── EXTRACTED RECORDS

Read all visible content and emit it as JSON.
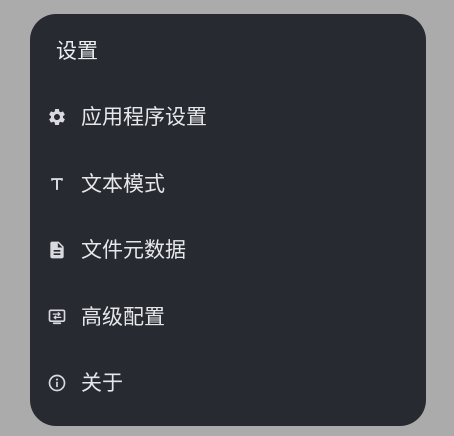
{
  "menu": {
    "title": "设置",
    "items": [
      {
        "label": "应用程序设置",
        "icon": "gear-icon"
      },
      {
        "label": "文本模式",
        "icon": "text-format-icon"
      },
      {
        "label": "文件元数据",
        "icon": "document-icon"
      },
      {
        "label": "高级配置",
        "icon": "advanced-config-icon"
      },
      {
        "label": "关于",
        "icon": "info-icon"
      }
    ]
  },
  "colors": {
    "background": "#ababab",
    "panel": "#282a31",
    "text": "#e6e7ea",
    "icon": "#d8dadf"
  }
}
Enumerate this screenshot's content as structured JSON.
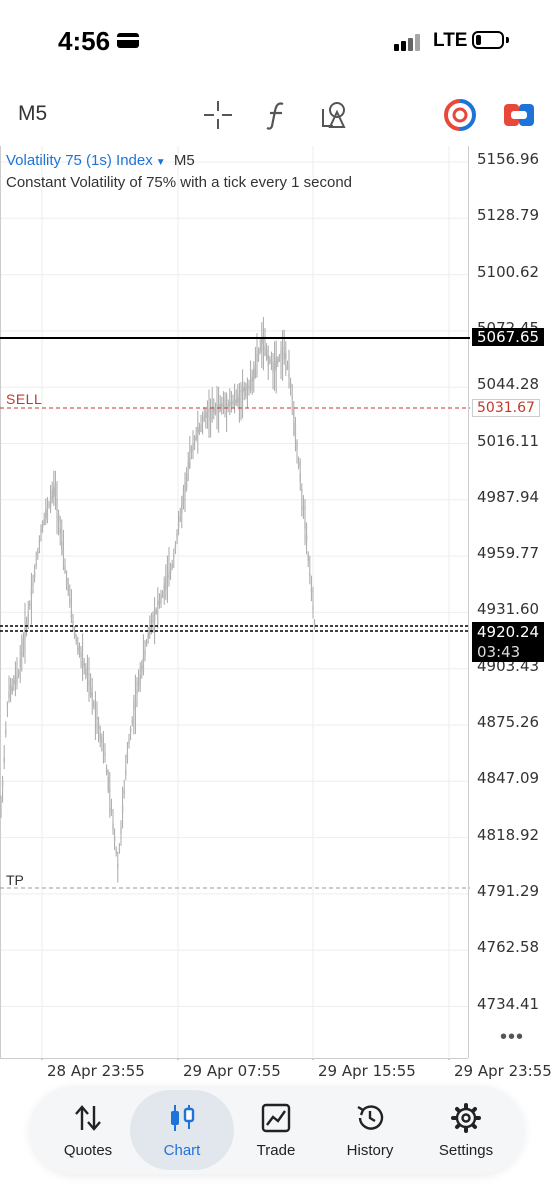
{
  "status_bar": {
    "time": "4:56",
    "network": "LTE"
  },
  "toolbar": {
    "timeframe": "M5",
    "icons": [
      "crosshair-icon",
      "function-icon",
      "objects-icon",
      "trade-toggle-icon",
      "one-click-icon"
    ]
  },
  "chart": {
    "symbol": "Volatility 75 (1s) Index",
    "timeframe": "M5",
    "description": "Constant Volatility of 75% with a tick every 1 second",
    "sell_label": "SELL",
    "tp_label": "TP",
    "price_axis": [
      "5156.96",
      "5128.79",
      "5100.62",
      "5072.45",
      "5044.28",
      "5016.11",
      "4987.94",
      "4959.77",
      "4931.60",
      "4903.43",
      "4875.26",
      "4847.09",
      "4818.92",
      "4791.29",
      "4762.58",
      "4734.41"
    ],
    "highlight_black": "5067.65",
    "highlight_sell": "5031.67",
    "current_price": "4920.24",
    "countdown": "03:43",
    "tp_price": "4791.29",
    "time_axis": [
      "28 Apr 23:55",
      "29 Apr 07:55",
      "29 Apr 15:55",
      "29 Apr 23:55"
    ],
    "more": "•••"
  },
  "colors": {
    "accent": "#1e73d8",
    "sell": "#c0392b",
    "candle": "#a8a8a8"
  },
  "nav": [
    {
      "label": "Quotes",
      "icon": "quotes-icon"
    },
    {
      "label": "Chart",
      "icon": "chart-icon",
      "active": true
    },
    {
      "label": "Trade",
      "icon": "trade-icon"
    },
    {
      "label": "History",
      "icon": "history-icon"
    },
    {
      "label": "Settings",
      "icon": "settings-icon"
    }
  ]
}
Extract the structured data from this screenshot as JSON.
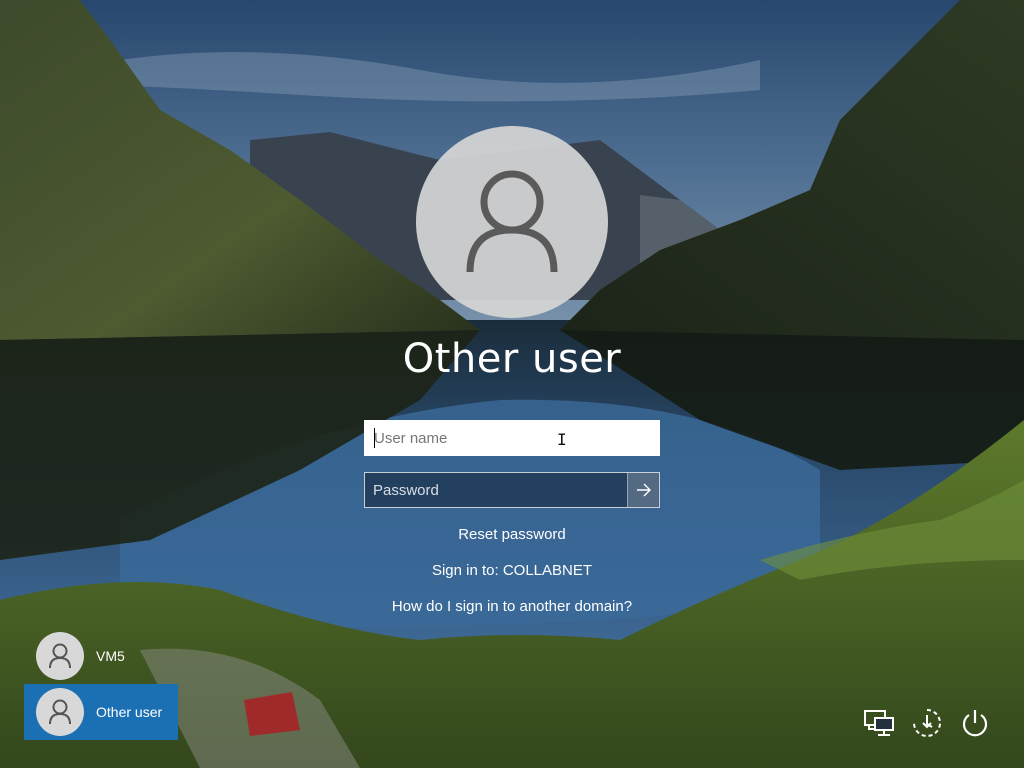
{
  "login": {
    "display_name": "Other user",
    "username_placeholder": "User name",
    "password_placeholder": "Password",
    "submit_icon": "arrow-right-icon",
    "reset_password": "Reset password",
    "sign_in_to": "Sign in to: COLLABNET",
    "domain_help": "How do I sign in to another domain?"
  },
  "users": [
    {
      "name": "VM5",
      "icon": "user-avatar-icon",
      "selected": false
    },
    {
      "name": "Other user",
      "icon": "user-avatar-icon",
      "selected": true
    }
  ],
  "system_icons": [
    "network-icon",
    "ease-of-access-icon",
    "power-icon"
  ],
  "colors": {
    "selected_tile": "#1b6fb3",
    "avatar_bg": "#d6d6d6"
  }
}
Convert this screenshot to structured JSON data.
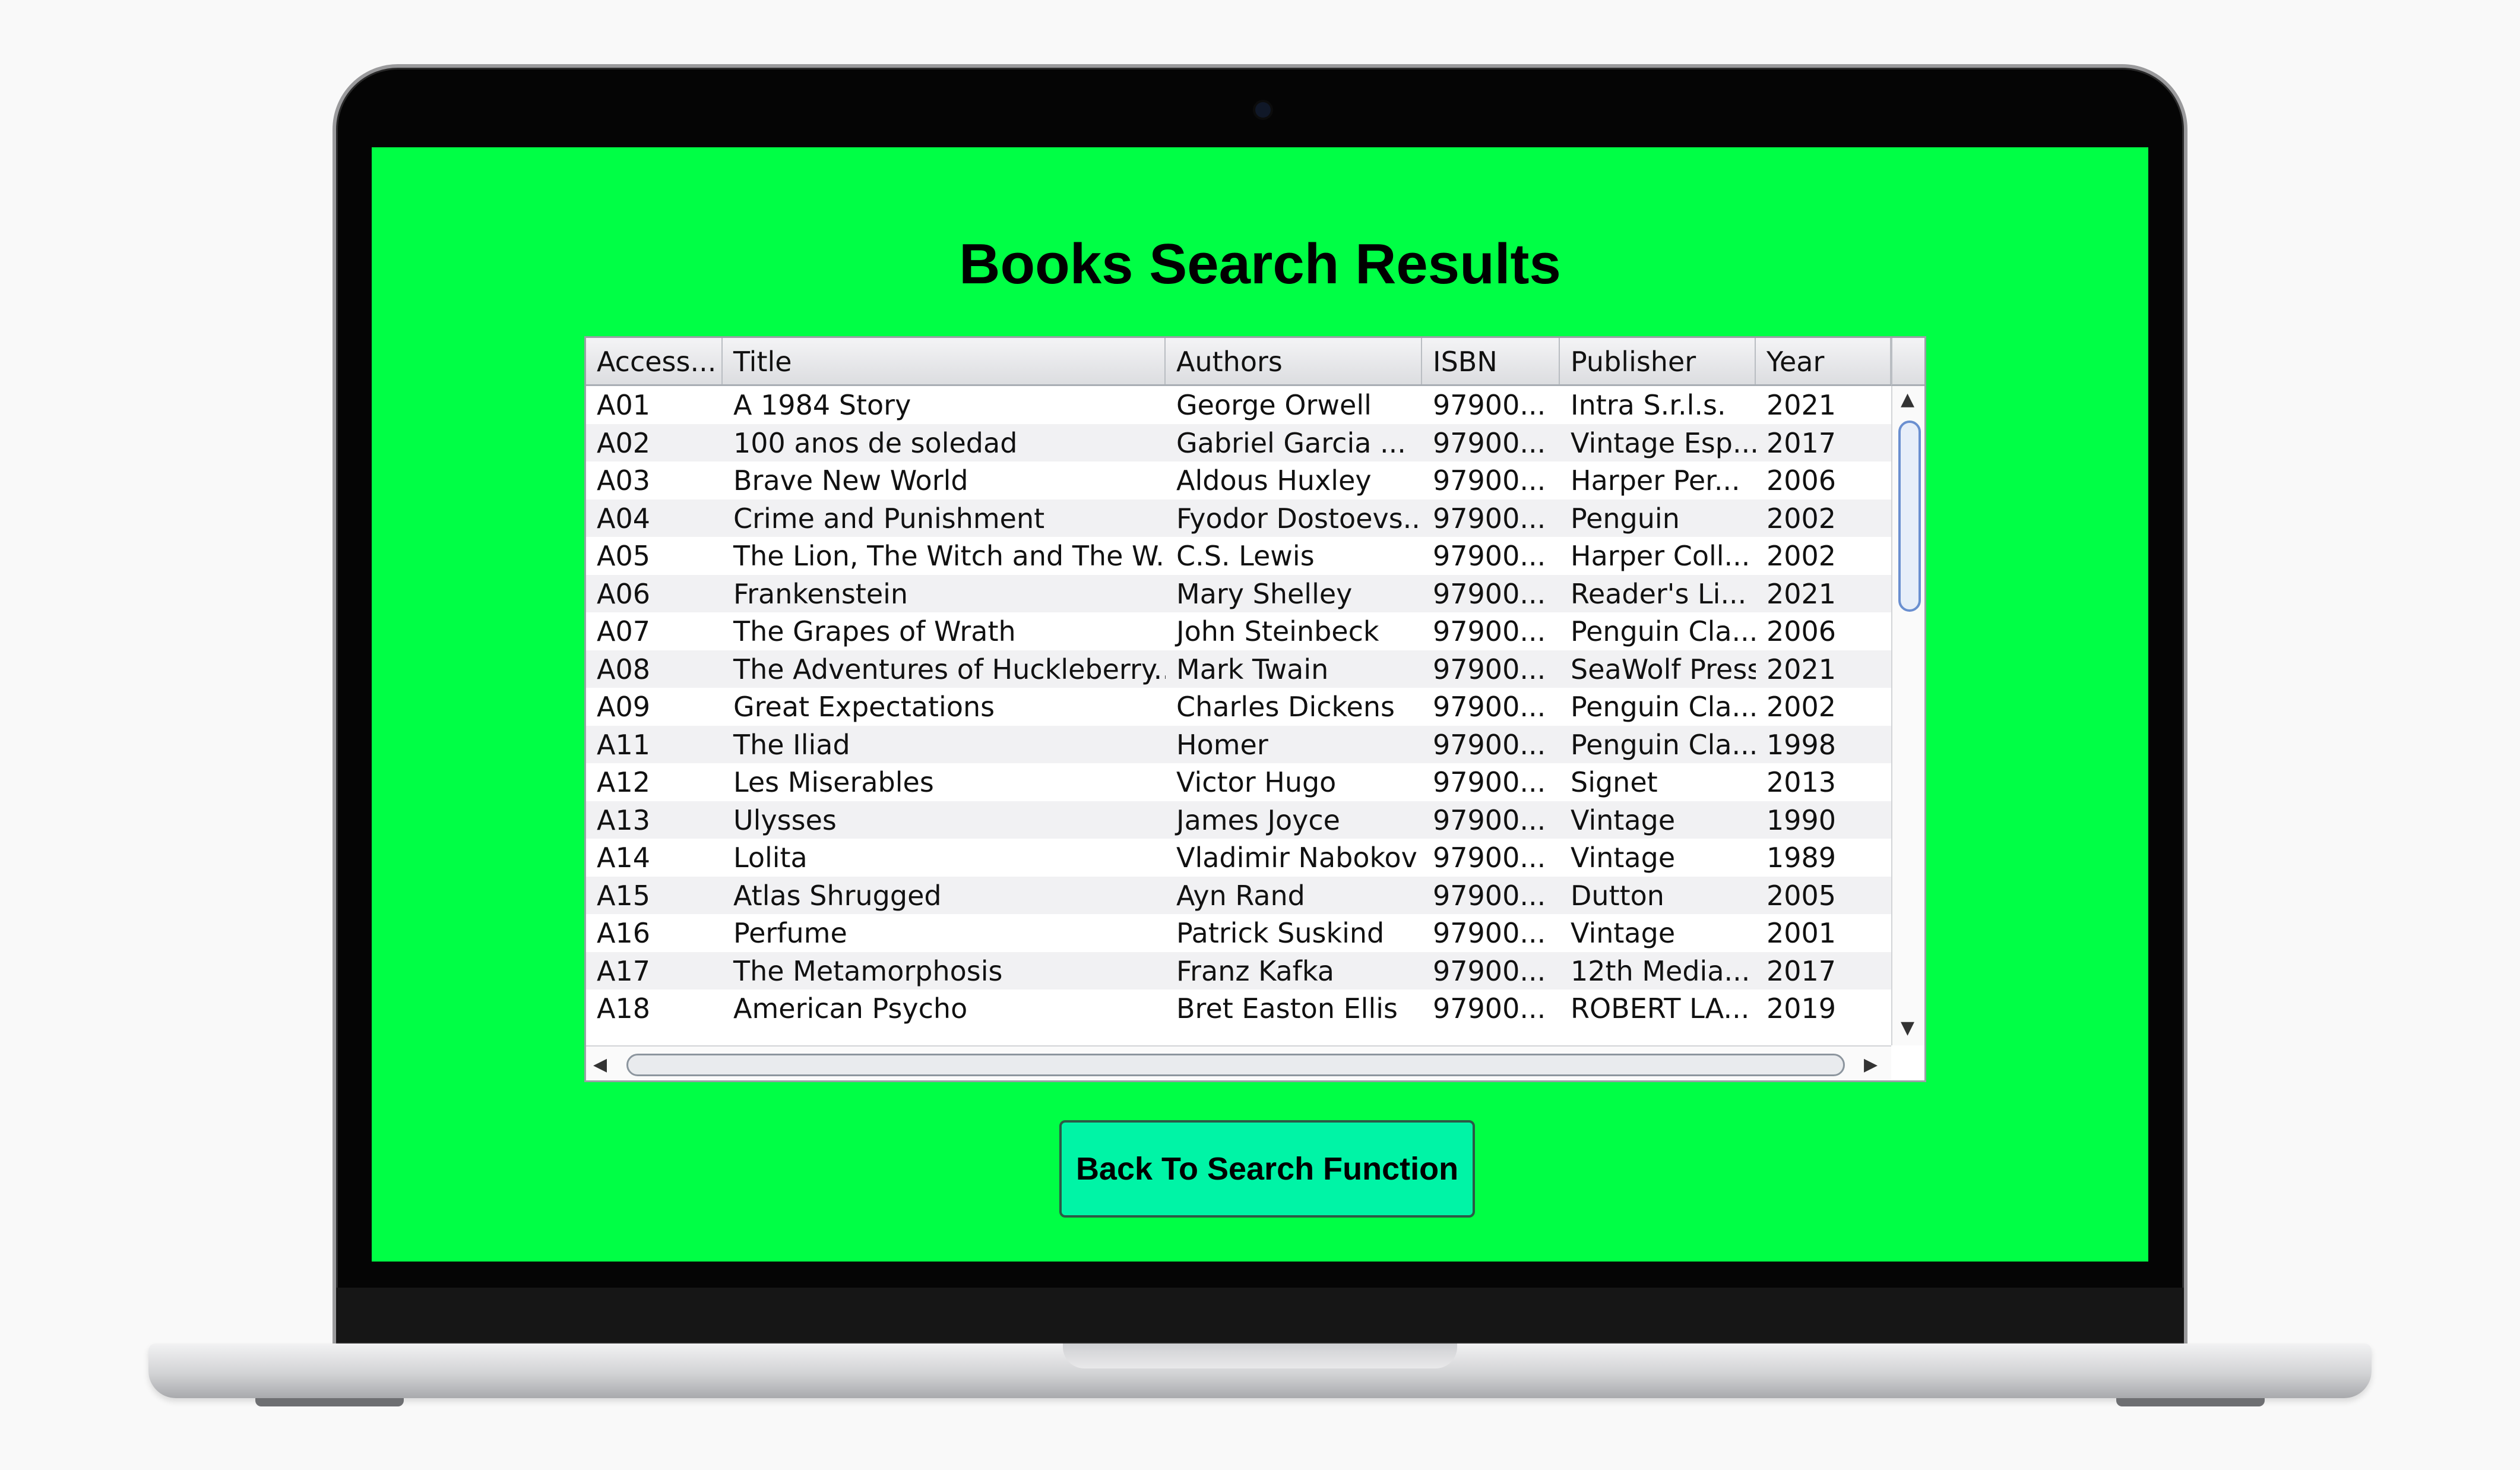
{
  "window": {
    "title": "Books Search Results"
  },
  "table": {
    "columns": [
      "Access...",
      "Title",
      "Authors",
      "ISBN",
      "Publisher",
      "Year"
    ],
    "rows": [
      [
        "A01",
        "A 1984 Story",
        "George Orwell",
        "97900...",
        "Intra S.r.l.s.",
        "2021"
      ],
      [
        "A02",
        "100 anos de soledad",
        "Gabriel Garcia ...",
        "97900...",
        "Vintage Esp...",
        "2017"
      ],
      [
        "A03",
        "Brave New World",
        "Aldous Huxley",
        "97900...",
        "Harper Per...",
        "2006"
      ],
      [
        "A04",
        "Crime and Punishment",
        "Fyodor Dostoevs...",
        "97900...",
        "Penguin",
        "2002"
      ],
      [
        "A05",
        "The Lion, The Witch and The W...",
        "C.S. Lewis",
        "97900...",
        "Harper Coll...",
        "2002"
      ],
      [
        "A06",
        "Frankenstein",
        "Mary Shelley",
        "97900...",
        "Reader's Li...",
        "2021"
      ],
      [
        "A07",
        "The Grapes of Wrath",
        "John Steinbeck",
        "97900...",
        "Penguin Cla...",
        "2006"
      ],
      [
        "A08",
        "The Adventures of Huckleberry...",
        "Mark Twain",
        "97900...",
        "SeaWolf Press",
        "2021"
      ],
      [
        "A09",
        "Great Expectations",
        "Charles Dickens",
        "97900...",
        "Penguin Cla...",
        "2002"
      ],
      [
        "A11",
        "The Iliad",
        "Homer",
        "97900...",
        "Penguin Cla...",
        "1998"
      ],
      [
        "A12",
        "Les Miserables",
        "Victor Hugo",
        "97900...",
        "Signet",
        "2013"
      ],
      [
        "A13",
        "Ulysses",
        "James Joyce",
        "97900...",
        "Vintage",
        "1990"
      ],
      [
        "A14",
        "Lolita",
        "Vladimir Nabokov",
        "97900...",
        "Vintage",
        "1989"
      ],
      [
        "A15",
        "Atlas Shrugged",
        "Ayn Rand",
        "97900...",
        "Dutton",
        "2005"
      ],
      [
        "A16",
        "Perfume",
        "Patrick Suskind",
        "97900...",
        "Vintage",
        "2001"
      ],
      [
        "A17",
        "The Metamorphosis",
        "Franz Kafka",
        "97900...",
        "12th Media...",
        "2017"
      ],
      [
        "A18",
        "American Psycho",
        "Bret Easton Ellis",
        "97900...",
        "ROBERT LA...",
        "2019"
      ]
    ]
  },
  "scrollbar": {
    "up_arrow": "▲",
    "down_arrow": "▼",
    "left_arrow": "◀",
    "right_arrow": "▶"
  },
  "button": {
    "back_label": "Back To Search Function"
  },
  "colors": {
    "screen_background": "#00ff45",
    "button_background": "#00f4a6"
  }
}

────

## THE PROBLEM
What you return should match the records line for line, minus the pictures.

## ANSWER TO THE PROBLEM
Read all visible content and emit it as JSON.
{
  "menu": {
    "title": "设置",
    "items": [
      {
        "label": "应用程序设置",
        "icon": "gear-icon"
      },
      {
        "label": "文本模式",
        "icon": "text-format-icon"
      },
      {
        "label": "文件元数据",
        "icon": "document-icon"
      },
      {
        "label": "高级配置",
        "icon": "advanced-config-icon"
      },
      {
        "label": "关于",
        "icon": "info-icon"
      }
    ]
  },
  "colors": {
    "background": "#ababab",
    "panel": "#282a31",
    "text": "#e6e7ea",
    "icon": "#d8dadf"
  }
}
Enumerate this screenshot's content as structured JSON.
{
  "status_bar": {
    "time": "4:56",
    "network": "LTE"
  },
  "toolbar": {
    "timeframe": "M5",
    "icons": [
      "crosshair-icon",
      "function-icon",
      "objects-icon",
      "trade-toggle-icon",
      "one-click-icon"
    ]
  },
  "chart": {
    "symbol": "Volatility 75 (1s) Index",
    "timeframe": "M5",
    "description": "Constant Volatility of 75% with a tick every 1 second",
    "sell_label": "SELL",
    "tp_label": "TP",
    "price_axis": [
      "5156.96",
      "5128.79",
      "5100.62",
      "5072.45",
      "5044.28",
      "5016.11",
      "4987.94",
      "4959.77",
      "4931.60",
      "4903.43",
      "4875.26",
      "4847.09",
      "4818.92",
      "4791.29",
      "4762.58",
      "4734.41"
    ],
    "highlight_black": "5067.65",
    "highlight_sell": "5031.67",
    "current_price": "4920.24",
    "countdown": "03:43",
    "tp_price": "4791.29",
    "time_axis": [
      "28 Apr 23:55",
      "29 Apr 07:55",
      "29 Apr 15:55",
      "29 Apr 23:55"
    ],
    "more": "•••"
  },
  "colors": {
    "accent": "#1e73d8",
    "sell": "#c0392b",
    "candle": "#a8a8a8"
  },
  "nav": [
    {
      "label": "Quotes",
      "icon": "quotes-icon"
    },
    {
      "label": "Chart",
      "icon": "chart-icon",
      "active": true
    },
    {
      "label": "Trade",
      "icon": "trade-icon"
    },
    {
      "label": "History",
      "icon": "history-icon"
    },
    {
      "label": "Settings",
      "icon": "settings-icon"
    }
  ]
}
Extract the structured data from this screenshot as JSON.
{
  "login": {
    "display_name": "Other user",
    "username_placeholder": "User name",
    "password_placeholder": "Password",
    "submit_icon": "arrow-right-icon",
    "reset_password": "Reset password",
    "sign_in_to": "Sign in to: COLLABNET",
    "domain_help": "How do I sign in to another domain?"
  },
  "users": [
    {
      "name": "VM5",
      "icon": "user-avatar-icon",
      "selected": false
    },
    {
      "name": "Other user",
      "icon": "user-avatar-icon",
      "selected": true
    }
  ],
  "system_icons": [
    "network-icon",
    "ease-of-access-icon",
    "power-icon"
  ],
  "colors": {
    "selected_tile": "#1b6fb3",
    "avatar_bg": "#d6d6d6"
  }
}
Convert this screenshot to structured JSON data.
{
  "window": {
    "title": "Books Search Results"
  },
  "table": {
    "columns": [
      "Access...",
      "Title",
      "Authors",
      "ISBN",
      "Publisher",
      "Year"
    ],
    "rows": [
      [
        "A01",
        "A 1984 Story",
        "George Orwell",
        "97900...",
        "Intra S.r.l.s.",
        "2021"
      ],
      [
        "A02",
        "100 anos de soledad",
        "Gabriel Garcia ...",
        "97900...",
        "Vintage Esp...",
        "2017"
      ],
      [
        "A03",
        "Brave New World",
        "Aldous Huxley",
        "97900...",
        "Harper Per...",
        "2006"
      ],
      [
        "A04",
        "Crime and Punishment",
        "Fyodor Dostoevs...",
        "97900...",
        "Penguin",
        "2002"
      ],
      [
        "A05",
        "The Lion, The Witch and The W...",
        "C.S. Lewis",
        "97900...",
        "Harper Coll...",
        "2002"
      ],
      [
        "A06",
        "Frankenstein",
        "Mary Shelley",
        "97900...",
        "Reader's Li...",
        "2021"
      ],
      [
        "A07",
        "The Grapes of Wrath",
        "John Steinbeck",
        "97900...",
        "Penguin Cla...",
        "2006"
      ],
      [
        "A08",
        "The Adventures of Huckleberry...",
        "Mark Twain",
        "97900...",
        "SeaWolf Press",
        "2021"
      ],
      [
        "A09",
        "Great Expectations",
        "Charles Dickens",
        "97900...",
        "Penguin Cla...",
        "2002"
      ],
      [
        "A11",
        "The Iliad",
        "Homer",
        "97900...",
        "Penguin Cla...",
        "1998"
      ],
      [
        "A12",
        "Les Miserables",
        "Victor Hugo",
        "97900...",
        "Signet",
        "2013"
      ],
      [
        "A13",
        "Ulysses",
        "James Joyce",
        "97900...",
        "Vintage",
        "1990"
      ],
      [
        "A14",
        "Lolita",
        "Vladimir Nabokov",
        "97900...",
        "Vintage",
        "1989"
      ],
      [
        "A15",
        "Atlas Shrugged",
        "Ayn Rand",
        "97900...",
        "Dutton",
        "2005"
      ],
      [
        "A16",
        "Perfume",
        "Patrick Suskind",
        "97900...",
        "Vintage",
        "2001"
      ],
      [
        "A17",
        "The Metamorphosis",
        "Franz Kafka",
        "97900...",
        "12th Media...",
        "2017"
      ],
      [
        "A18",
        "American Psycho",
        "Bret Easton Ellis",
        "97900...",
        "ROBERT LA...",
        "2019"
      ]
    ]
  },
  "scrollbar": {
    "up_arrow": "▲",
    "down_arrow": "▼",
    "left_arrow": "◀",
    "right_arrow": "▶"
  },
  "button": {
    "back_label": "Back To Search Function"
  },
  "colors": {
    "screen_background": "#00ff45",
    "button_background": "#00f4a6"
  }
}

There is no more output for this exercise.